Blumenthal Pushes Obama to Pass Terrorism Bill

U.S. Sen. Richard Blumenthal (D-Connecticut)
J. Scott Applewhite
Senator Richard Blumenthal, D-Conn., on his way to the Senate chamber on Capitol Hill in Washington, D.C., in June.

U.S. Senator Richard Blumenthal, D-Conn., wants President Obama to sign into law legislation that would allow U.S. citizens to sue countries for supporting terrorism.

The bill was passed overwhelmingly by both houses of Congress on Friday. If signed by the President, it would allow families of 9/11 victims to file lawsuits against the government of Saudi Arabia. Fifteen of the 19 hijackers responsible for 9/11 were from Saudi Arabia.

Blumenthal says he’s not buying the argument made by the Obama Administration that if the President signs the bill into law, it would allow other countries to permit their citizens to sue America for terrorism.

“That is a myth. It would not increase the liability of the United States. The United States does not sponsor acts of terrorism in other countries.”

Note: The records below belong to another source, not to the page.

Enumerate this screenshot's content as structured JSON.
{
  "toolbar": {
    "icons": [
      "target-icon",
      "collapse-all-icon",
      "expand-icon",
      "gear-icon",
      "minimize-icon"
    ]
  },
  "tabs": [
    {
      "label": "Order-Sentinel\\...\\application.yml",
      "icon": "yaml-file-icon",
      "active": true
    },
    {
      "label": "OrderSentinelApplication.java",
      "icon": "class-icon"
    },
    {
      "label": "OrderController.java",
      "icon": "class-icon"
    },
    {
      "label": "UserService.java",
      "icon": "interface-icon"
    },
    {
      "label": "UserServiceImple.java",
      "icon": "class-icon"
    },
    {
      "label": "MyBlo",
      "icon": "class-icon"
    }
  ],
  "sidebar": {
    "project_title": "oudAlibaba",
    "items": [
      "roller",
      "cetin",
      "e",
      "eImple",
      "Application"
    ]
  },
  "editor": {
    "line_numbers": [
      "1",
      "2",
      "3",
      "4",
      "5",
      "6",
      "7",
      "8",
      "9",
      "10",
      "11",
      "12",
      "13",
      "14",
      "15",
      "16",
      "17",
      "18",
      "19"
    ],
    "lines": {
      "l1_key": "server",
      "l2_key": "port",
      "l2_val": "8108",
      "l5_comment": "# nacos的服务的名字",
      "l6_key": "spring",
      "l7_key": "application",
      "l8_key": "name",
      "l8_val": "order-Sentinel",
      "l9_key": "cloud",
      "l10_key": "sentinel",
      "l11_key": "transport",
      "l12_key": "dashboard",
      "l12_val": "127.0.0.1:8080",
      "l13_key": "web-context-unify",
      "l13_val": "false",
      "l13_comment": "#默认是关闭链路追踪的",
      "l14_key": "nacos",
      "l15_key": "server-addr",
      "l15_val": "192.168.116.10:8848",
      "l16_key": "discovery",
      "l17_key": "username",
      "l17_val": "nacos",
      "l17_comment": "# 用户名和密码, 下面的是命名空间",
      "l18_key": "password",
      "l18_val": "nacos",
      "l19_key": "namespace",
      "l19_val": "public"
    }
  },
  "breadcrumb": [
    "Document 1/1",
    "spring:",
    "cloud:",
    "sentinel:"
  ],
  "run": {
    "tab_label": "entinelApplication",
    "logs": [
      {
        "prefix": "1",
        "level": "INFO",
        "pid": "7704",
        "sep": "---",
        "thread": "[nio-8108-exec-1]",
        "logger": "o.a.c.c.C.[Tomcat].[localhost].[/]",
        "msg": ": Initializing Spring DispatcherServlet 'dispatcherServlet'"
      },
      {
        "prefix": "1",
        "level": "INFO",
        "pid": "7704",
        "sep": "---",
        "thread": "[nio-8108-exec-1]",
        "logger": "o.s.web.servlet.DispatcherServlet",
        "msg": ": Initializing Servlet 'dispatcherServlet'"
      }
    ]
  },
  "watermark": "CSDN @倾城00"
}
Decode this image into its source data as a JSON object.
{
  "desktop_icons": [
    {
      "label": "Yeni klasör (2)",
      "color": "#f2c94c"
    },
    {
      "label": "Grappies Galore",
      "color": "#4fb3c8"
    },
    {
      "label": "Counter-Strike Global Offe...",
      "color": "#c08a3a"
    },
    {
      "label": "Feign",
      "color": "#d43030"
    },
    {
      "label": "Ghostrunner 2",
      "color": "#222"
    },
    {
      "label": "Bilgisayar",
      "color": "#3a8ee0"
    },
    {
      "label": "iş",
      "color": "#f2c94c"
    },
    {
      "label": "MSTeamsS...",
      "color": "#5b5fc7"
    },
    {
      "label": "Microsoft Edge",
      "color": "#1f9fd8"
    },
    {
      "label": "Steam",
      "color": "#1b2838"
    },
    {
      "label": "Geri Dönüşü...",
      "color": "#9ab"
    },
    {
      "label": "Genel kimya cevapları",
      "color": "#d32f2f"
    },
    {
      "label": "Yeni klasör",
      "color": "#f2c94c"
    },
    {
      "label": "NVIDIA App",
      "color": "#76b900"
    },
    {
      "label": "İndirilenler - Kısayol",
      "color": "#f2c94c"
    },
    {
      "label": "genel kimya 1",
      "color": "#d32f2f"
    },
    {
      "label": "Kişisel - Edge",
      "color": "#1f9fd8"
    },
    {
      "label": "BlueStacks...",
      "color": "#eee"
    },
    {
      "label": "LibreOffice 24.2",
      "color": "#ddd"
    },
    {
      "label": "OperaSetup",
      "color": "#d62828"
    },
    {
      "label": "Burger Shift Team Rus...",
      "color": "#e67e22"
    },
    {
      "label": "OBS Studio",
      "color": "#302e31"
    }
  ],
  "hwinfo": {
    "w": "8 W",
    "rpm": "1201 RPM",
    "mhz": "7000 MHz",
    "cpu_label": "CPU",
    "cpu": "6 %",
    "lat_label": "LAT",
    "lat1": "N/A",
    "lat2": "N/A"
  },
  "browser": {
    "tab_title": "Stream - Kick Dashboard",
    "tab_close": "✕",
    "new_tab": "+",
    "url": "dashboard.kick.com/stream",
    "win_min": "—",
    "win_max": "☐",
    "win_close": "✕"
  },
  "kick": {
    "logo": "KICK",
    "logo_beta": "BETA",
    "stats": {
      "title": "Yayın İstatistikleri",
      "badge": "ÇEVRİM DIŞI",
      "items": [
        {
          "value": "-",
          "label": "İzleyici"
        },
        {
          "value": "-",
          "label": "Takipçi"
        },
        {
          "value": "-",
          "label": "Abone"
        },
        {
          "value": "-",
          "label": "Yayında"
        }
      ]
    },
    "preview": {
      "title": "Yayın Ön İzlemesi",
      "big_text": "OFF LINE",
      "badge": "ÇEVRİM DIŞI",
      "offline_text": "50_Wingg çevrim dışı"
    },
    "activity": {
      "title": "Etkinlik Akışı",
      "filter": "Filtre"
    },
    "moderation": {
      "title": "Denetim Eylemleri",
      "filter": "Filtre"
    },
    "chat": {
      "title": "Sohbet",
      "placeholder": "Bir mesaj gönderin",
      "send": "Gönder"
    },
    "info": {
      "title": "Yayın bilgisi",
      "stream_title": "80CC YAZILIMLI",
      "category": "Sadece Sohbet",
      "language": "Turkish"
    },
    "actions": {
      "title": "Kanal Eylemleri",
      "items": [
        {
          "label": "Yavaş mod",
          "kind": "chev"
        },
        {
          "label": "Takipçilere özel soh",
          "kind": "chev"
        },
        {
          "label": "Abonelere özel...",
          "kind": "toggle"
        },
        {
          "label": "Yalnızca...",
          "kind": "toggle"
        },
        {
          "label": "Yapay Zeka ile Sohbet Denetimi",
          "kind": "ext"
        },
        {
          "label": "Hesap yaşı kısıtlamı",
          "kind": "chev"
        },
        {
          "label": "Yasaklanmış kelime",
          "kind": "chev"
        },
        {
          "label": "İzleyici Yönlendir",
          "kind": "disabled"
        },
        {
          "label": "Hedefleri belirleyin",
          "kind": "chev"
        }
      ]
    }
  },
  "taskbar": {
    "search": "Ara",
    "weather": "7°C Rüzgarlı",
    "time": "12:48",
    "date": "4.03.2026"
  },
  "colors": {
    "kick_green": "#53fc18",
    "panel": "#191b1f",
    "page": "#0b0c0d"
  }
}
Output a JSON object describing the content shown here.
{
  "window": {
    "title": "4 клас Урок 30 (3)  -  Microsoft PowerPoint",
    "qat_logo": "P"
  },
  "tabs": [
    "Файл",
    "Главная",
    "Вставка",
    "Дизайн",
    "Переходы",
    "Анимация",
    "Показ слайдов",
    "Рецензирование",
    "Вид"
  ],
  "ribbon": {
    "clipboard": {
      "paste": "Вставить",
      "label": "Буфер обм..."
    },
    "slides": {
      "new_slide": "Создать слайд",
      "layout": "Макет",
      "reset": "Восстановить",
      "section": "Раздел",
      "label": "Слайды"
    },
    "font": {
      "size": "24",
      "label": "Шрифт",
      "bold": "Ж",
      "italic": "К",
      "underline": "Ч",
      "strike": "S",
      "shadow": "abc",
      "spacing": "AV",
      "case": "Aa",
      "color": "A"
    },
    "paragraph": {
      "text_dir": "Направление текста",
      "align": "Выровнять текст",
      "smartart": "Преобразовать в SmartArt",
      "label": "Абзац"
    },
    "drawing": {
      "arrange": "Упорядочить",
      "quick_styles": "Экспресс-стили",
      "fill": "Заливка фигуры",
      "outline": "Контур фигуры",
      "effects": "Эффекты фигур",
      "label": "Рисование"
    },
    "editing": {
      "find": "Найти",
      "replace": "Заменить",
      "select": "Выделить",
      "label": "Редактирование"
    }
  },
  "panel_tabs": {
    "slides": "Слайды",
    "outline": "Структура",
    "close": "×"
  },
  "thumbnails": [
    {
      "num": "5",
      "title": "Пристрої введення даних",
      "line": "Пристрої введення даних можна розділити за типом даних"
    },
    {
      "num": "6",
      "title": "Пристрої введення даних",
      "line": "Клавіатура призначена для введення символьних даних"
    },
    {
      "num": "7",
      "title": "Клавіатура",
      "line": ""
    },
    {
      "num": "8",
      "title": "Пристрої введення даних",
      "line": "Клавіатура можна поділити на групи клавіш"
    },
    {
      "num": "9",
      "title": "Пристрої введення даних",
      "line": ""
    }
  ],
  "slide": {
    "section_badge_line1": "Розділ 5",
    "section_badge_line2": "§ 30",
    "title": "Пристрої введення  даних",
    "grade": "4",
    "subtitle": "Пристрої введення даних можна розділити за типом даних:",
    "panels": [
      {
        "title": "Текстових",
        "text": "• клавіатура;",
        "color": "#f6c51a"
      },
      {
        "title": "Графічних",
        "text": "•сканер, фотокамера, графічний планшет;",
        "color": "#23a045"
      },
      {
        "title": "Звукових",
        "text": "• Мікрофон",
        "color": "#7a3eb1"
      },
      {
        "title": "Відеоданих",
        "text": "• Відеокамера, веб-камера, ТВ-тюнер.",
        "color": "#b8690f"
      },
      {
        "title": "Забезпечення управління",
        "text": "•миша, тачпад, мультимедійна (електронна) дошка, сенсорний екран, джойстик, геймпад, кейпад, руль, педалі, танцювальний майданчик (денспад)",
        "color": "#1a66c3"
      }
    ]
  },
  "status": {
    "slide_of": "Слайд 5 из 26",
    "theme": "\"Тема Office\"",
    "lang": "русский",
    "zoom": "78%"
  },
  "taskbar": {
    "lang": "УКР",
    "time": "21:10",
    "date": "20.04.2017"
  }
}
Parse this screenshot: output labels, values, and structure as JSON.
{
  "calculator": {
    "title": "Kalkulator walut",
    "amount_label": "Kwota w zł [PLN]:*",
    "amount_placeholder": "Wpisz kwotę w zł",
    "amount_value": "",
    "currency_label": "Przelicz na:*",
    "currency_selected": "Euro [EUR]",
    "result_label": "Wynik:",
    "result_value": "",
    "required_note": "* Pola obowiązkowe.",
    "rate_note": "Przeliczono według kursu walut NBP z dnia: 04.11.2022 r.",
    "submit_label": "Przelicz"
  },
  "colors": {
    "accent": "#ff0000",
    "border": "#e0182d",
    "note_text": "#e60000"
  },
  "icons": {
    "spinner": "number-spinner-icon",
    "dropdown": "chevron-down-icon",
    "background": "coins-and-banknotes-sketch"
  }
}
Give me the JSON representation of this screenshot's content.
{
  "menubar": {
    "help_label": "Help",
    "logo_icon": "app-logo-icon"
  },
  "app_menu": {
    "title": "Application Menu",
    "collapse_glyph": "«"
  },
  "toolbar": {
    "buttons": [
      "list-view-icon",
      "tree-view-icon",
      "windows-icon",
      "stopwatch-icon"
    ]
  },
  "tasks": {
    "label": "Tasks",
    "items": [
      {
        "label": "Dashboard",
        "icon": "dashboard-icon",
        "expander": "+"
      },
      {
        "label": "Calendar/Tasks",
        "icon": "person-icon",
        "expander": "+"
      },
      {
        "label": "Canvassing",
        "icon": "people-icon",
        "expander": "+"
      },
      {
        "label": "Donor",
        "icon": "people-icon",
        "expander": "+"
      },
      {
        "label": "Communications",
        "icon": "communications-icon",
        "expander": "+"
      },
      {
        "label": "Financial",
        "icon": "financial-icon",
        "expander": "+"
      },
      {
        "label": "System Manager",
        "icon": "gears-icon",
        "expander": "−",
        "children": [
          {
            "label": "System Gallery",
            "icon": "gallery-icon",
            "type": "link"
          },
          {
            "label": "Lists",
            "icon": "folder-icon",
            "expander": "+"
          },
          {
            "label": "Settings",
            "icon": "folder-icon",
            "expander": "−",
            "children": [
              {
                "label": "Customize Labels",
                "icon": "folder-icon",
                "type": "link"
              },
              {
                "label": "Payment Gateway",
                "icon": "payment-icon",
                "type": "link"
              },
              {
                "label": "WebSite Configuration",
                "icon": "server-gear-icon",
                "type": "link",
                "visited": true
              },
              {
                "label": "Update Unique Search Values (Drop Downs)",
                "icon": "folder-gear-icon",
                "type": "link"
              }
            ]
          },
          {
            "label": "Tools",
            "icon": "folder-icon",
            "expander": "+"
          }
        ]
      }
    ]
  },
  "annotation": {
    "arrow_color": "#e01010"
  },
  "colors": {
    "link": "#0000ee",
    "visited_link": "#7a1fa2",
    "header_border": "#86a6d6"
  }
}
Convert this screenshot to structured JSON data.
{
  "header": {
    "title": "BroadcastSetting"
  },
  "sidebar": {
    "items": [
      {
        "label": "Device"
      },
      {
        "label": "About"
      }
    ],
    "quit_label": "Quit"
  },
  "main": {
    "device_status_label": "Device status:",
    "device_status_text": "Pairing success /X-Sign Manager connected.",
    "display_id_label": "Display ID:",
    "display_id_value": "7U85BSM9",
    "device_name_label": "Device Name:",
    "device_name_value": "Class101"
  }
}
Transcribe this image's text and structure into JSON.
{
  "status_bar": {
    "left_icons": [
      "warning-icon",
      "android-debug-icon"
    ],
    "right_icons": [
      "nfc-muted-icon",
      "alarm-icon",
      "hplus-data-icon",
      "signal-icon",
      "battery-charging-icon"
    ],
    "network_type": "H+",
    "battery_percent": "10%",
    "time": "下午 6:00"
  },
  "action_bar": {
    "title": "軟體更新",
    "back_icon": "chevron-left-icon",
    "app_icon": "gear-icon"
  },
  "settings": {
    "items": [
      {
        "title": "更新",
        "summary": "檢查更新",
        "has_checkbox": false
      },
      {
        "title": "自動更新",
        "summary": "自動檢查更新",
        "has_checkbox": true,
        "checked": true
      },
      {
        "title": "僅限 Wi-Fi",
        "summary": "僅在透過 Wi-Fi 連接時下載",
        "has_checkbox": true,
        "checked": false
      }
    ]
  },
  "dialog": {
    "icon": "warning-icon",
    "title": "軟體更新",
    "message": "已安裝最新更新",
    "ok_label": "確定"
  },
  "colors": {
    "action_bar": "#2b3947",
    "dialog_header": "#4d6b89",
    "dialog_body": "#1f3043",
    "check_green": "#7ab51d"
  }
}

Blumenthal says he is prepared to lead an override effort if the President vetoes the bill.